__The task__
Present each line of the entries below that holds the word "false".

Dataset rows for apps and sites:
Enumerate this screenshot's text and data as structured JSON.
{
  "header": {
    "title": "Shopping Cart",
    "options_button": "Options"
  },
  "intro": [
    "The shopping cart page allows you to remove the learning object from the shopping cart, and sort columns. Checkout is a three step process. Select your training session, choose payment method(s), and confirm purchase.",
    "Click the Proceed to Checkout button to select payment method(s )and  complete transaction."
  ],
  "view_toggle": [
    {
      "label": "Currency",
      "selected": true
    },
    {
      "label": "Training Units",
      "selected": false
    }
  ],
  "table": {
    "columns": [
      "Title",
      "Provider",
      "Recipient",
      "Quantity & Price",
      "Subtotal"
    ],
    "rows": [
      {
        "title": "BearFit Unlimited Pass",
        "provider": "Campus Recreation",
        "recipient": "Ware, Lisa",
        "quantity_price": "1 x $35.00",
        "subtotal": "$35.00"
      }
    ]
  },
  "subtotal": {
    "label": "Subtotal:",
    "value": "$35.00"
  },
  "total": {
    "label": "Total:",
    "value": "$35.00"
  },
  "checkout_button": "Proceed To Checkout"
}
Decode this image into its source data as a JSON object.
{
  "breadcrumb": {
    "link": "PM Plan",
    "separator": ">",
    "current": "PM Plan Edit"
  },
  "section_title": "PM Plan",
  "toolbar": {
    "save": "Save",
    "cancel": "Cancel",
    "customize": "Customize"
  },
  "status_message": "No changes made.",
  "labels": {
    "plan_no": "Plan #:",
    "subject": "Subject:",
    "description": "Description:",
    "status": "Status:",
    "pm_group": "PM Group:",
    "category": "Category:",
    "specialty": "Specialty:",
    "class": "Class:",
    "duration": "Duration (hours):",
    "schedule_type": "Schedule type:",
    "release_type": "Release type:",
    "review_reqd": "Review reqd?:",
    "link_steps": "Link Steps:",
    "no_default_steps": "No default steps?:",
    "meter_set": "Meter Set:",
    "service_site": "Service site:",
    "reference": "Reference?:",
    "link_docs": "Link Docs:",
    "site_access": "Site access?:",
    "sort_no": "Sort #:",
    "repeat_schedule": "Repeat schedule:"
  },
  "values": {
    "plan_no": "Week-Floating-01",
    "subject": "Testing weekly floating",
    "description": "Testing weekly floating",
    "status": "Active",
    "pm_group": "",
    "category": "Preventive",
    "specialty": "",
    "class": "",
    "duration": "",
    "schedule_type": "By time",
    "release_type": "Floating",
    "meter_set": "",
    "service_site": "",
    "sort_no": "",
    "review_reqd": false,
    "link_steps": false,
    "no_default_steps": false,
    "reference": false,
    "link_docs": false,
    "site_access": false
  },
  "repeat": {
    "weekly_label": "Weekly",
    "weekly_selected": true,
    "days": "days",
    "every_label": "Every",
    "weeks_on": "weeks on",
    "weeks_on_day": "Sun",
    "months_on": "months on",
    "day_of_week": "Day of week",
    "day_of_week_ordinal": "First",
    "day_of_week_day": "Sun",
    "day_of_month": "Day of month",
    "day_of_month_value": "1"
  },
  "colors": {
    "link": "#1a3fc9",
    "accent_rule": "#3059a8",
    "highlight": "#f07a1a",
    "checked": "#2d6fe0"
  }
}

__Solution to the exercise__
      "selected": false
    "review_reqd": false,
    "link_steps": false,
    "no_default_steps": false,
    "reference": false,
    "link_docs": false,
    "site_access": false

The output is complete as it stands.